There is also a new requirement that the fund manager and the fund must not be established in countries on the EU list of non-cooperative tax jurisdictions. At the moment, the new requirements should not otherwise present too many problems for third-country managers, but this remains subject to change. For example, the Cayman Islands were listed as a non-cooperative tax jurisdiction at one point last year before being removed from the list in October 2020.

The third-country passporting provisions in AIFMD are subject to similar changes, although there is still no sign this passport is likely to come online any time soon – EU countries favour different approaches and not all are supportive of activating the passport and switching off NPPRs.

Osborne Clarke comment

While the pre-marketing rules are beginning to bed down, the overall landscape remains far from harmonised, as we are seeing jurisdictions adopt different approaches. Moreover, many Member States have yet to transpose the CBDF Directive into national law at all – per the Commission's last count, only nine had reached full transposition status – so we have a while to wait for the full picture.

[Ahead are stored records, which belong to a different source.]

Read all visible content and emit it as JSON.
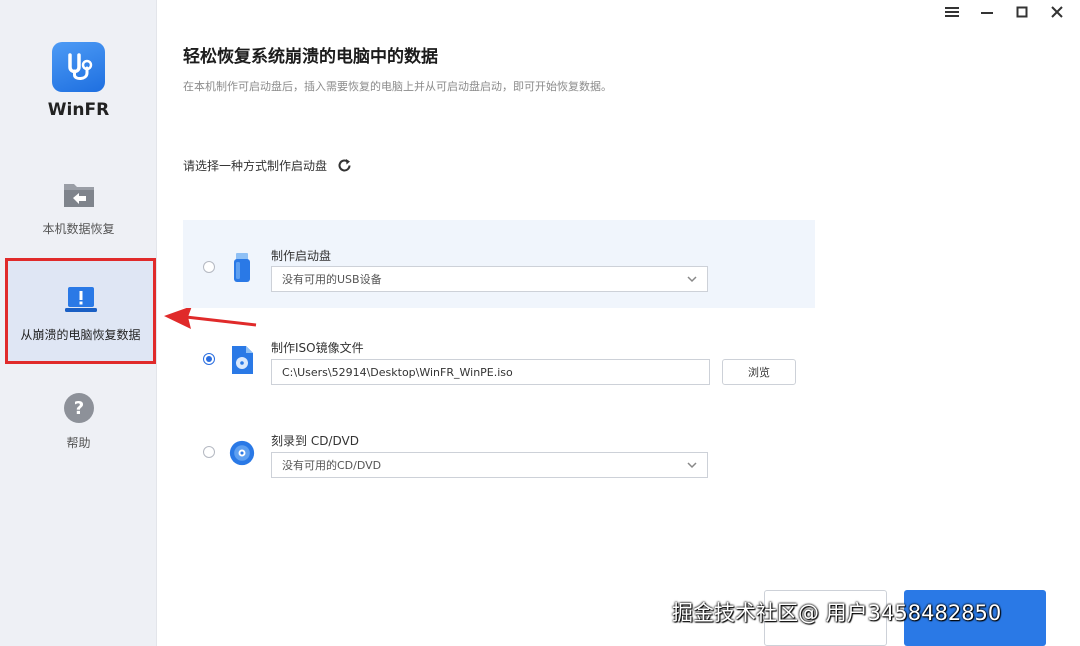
{
  "app": {
    "name": "WinFR",
    "logo_icon": "stethoscope-icon"
  },
  "window_controls": [
    "menu-icon",
    "minimize-icon",
    "maximize-icon",
    "close-icon"
  ],
  "sidebar": {
    "items": [
      {
        "label": "本机数据恢复",
        "icon": "folder-back-icon",
        "active": false
      },
      {
        "label": "从崩溃的电脑恢复数据",
        "icon": "laptop-alert-icon",
        "active": true
      },
      {
        "label": "帮助",
        "icon": "help-icon",
        "active": false
      }
    ]
  },
  "main": {
    "title": "轻松恢复系统崩溃的电脑中的数据",
    "subtitle": "在本机制作可启动盘后，插入需要恢复的电脑上并从可启动盘启动，即可开始恢复数据。",
    "section_label": "请选择一种方式制作启动盘",
    "options": [
      {
        "title": "制作启动盘",
        "value": "没有可用的USB设备",
        "icon": "usb-drive-icon",
        "selected": false
      },
      {
        "title": "制作ISO镜像文件",
        "value": "C:\\Users\\52914\\Desktop\\WinFR_WinPE.iso",
        "icon": "iso-file-icon",
        "selected": true,
        "browse_label": "浏览"
      },
      {
        "title": "刻录到 CD/DVD",
        "value": "没有可用的CD/DVD",
        "icon": "cd-disc-icon",
        "selected": false
      }
    ]
  },
  "watermark": "掘金技术社区@ 用户3458482850",
  "colors": {
    "accent": "#2a79e6",
    "highlight_border": "#e02a2a",
    "sidebar_bg": "#eef0f5"
  }
}
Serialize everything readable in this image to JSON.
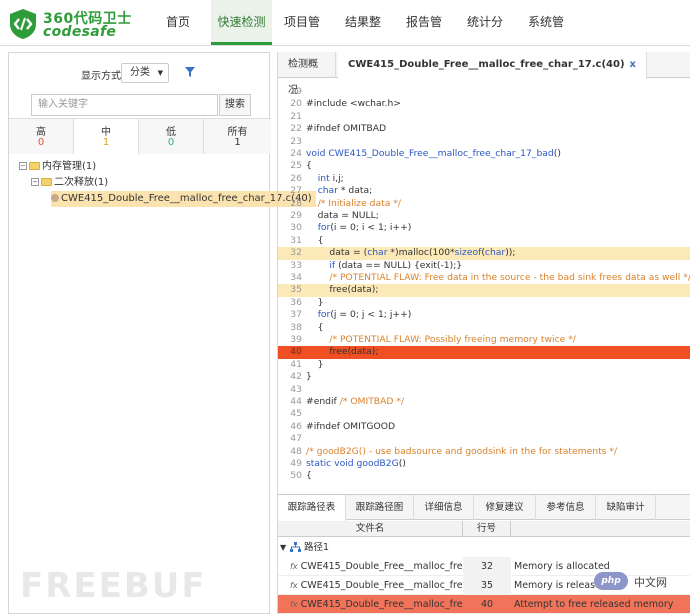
{
  "brand": {
    "name_cn": "360代码卫士",
    "name_en": "codesafe"
  },
  "nav": {
    "items": [
      {
        "label": "首页"
      },
      {
        "label": "快速检测"
      },
      {
        "label": "项目管理"
      },
      {
        "label": "结果整合"
      },
      {
        "label": "报告管理"
      },
      {
        "label": "统计分析"
      },
      {
        "label": "系统管理"
      }
    ],
    "active_index": 1
  },
  "left": {
    "display_label": "显示方式：",
    "display_value": "分类",
    "search_placeholder": "输入关键字",
    "search_button": "搜索",
    "severity_tabs": [
      {
        "label": "高",
        "count": "0",
        "color": "#e0533a"
      },
      {
        "label": "中",
        "count": "1",
        "color": "#e0a11a"
      },
      {
        "label": "低",
        "count": "0",
        "color": "#3aa97a"
      },
      {
        "label": "所有",
        "count": "1",
        "color": "#333333"
      }
    ],
    "active_severity": 1,
    "tree": [
      {
        "label": "内存管理(1)",
        "level": 0,
        "type": "folder"
      },
      {
        "label": "二次释放(1)",
        "level": 1,
        "type": "folder"
      },
      {
        "label": "CWE415_Double_Free__malloc_free_char_17.c(40)",
        "level": 2,
        "type": "file"
      }
    ]
  },
  "editor": {
    "tabs": [
      {
        "label": "检测概况"
      },
      {
        "label": "CWE415_Double_Free__malloc_free_char_17.c(40)",
        "close": "x"
      }
    ],
    "lines": [
      {
        "n": "19",
        "t": "",
        "h": ""
      },
      {
        "n": "20",
        "t": "#include <wchar.h>",
        "h": ""
      },
      {
        "n": "21",
        "t": "",
        "h": ""
      },
      {
        "n": "22",
        "t": "#ifndef OMITBAD",
        "h": ""
      },
      {
        "n": "23",
        "t": "",
        "h": ""
      },
      {
        "n": "24",
        "t": "void CWE415_Double_Free__malloc_free_char_17_bad()",
        "h": ""
      },
      {
        "n": "25",
        "t": "{",
        "h": ""
      },
      {
        "n": "26",
        "t": "    int i,j;",
        "h": ""
      },
      {
        "n": "27",
        "t": "    char * data;",
        "h": ""
      },
      {
        "n": "28",
        "t": "    /* Initialize data */",
        "h": ""
      },
      {
        "n": "29",
        "t": "    data = NULL;",
        "h": ""
      },
      {
        "n": "30",
        "t": "    for(i = 0; i < 1; i++)",
        "h": ""
      },
      {
        "n": "31",
        "t": "    {",
        "h": ""
      },
      {
        "n": "32",
        "t": "        data = (char *)malloc(100*sizeof(char));",
        "h": "hl"
      },
      {
        "n": "33",
        "t": "        if (data == NULL) {exit(-1);}",
        "h": ""
      },
      {
        "n": "34",
        "t": "        /* POTENTIAL FLAW: Free data in the source - the bad sink frees data as well */",
        "h": ""
      },
      {
        "n": "35",
        "t": "        free(data);",
        "h": "hl"
      },
      {
        "n": "36",
        "t": "    }",
        "h": ""
      },
      {
        "n": "37",
        "t": "    for(j = 0; j < 1; j++)",
        "h": ""
      },
      {
        "n": "38",
        "t": "    {",
        "h": ""
      },
      {
        "n": "39",
        "t": "        /* POTENTIAL FLAW: Possibly freeing memory twice */",
        "h": ""
      },
      {
        "n": "40",
        "t": "        free(data);",
        "h": "err"
      },
      {
        "n": "41",
        "t": "    }",
        "h": ""
      },
      {
        "n": "42",
        "t": "}",
        "h": ""
      },
      {
        "n": "43",
        "t": "",
        "h": ""
      },
      {
        "n": "44",
        "t": "#endif /* OMITBAD */",
        "h": ""
      },
      {
        "n": "45",
        "t": "",
        "h": ""
      },
      {
        "n": "46",
        "t": "#ifndef OMITGOOD",
        "h": ""
      },
      {
        "n": "47",
        "t": "",
        "h": ""
      },
      {
        "n": "48",
        "t": "/* goodB2G() - use badsource and goodsink in the for statements */",
        "h": ""
      },
      {
        "n": "49",
        "t": "static void goodB2G()",
        "h": ""
      },
      {
        "n": "50",
        "t": "{",
        "h": ""
      }
    ]
  },
  "bottom": {
    "tabs": [
      {
        "label": "跟踪路径表"
      },
      {
        "label": "跟踪路径图"
      },
      {
        "label": "详细信息"
      },
      {
        "label": "修复建议"
      },
      {
        "label": "参考信息"
      },
      {
        "label": "缺陷审计"
      }
    ],
    "active_tab": 0,
    "columns": {
      "file": "文件名",
      "line": "行号",
      "desc": ""
    },
    "group_label": "路径1",
    "rows": [
      {
        "file": "CWE415_Double_Free__malloc_free_...",
        "line": "32",
        "desc": "Memory is allocated"
      },
      {
        "file": "CWE415_Double_Free__malloc_free_...",
        "line": "35",
        "desc": "Memory is released"
      },
      {
        "file": "CWE415_Double_Free__malloc_free_...",
        "line": "40",
        "desc": "Attempt to free released memory"
      }
    ]
  },
  "watermark": {
    "text": "FREEBUF"
  },
  "badge": {
    "logo": "php",
    "text": "中文网"
  }
}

Transposition delays aside, further clarification may well be forthcoming in the shape of statements from national regulators, but for the moment the need to seek local pre-marketing advice on a jurisdiction-by-jurisdiction basis remains alive and well.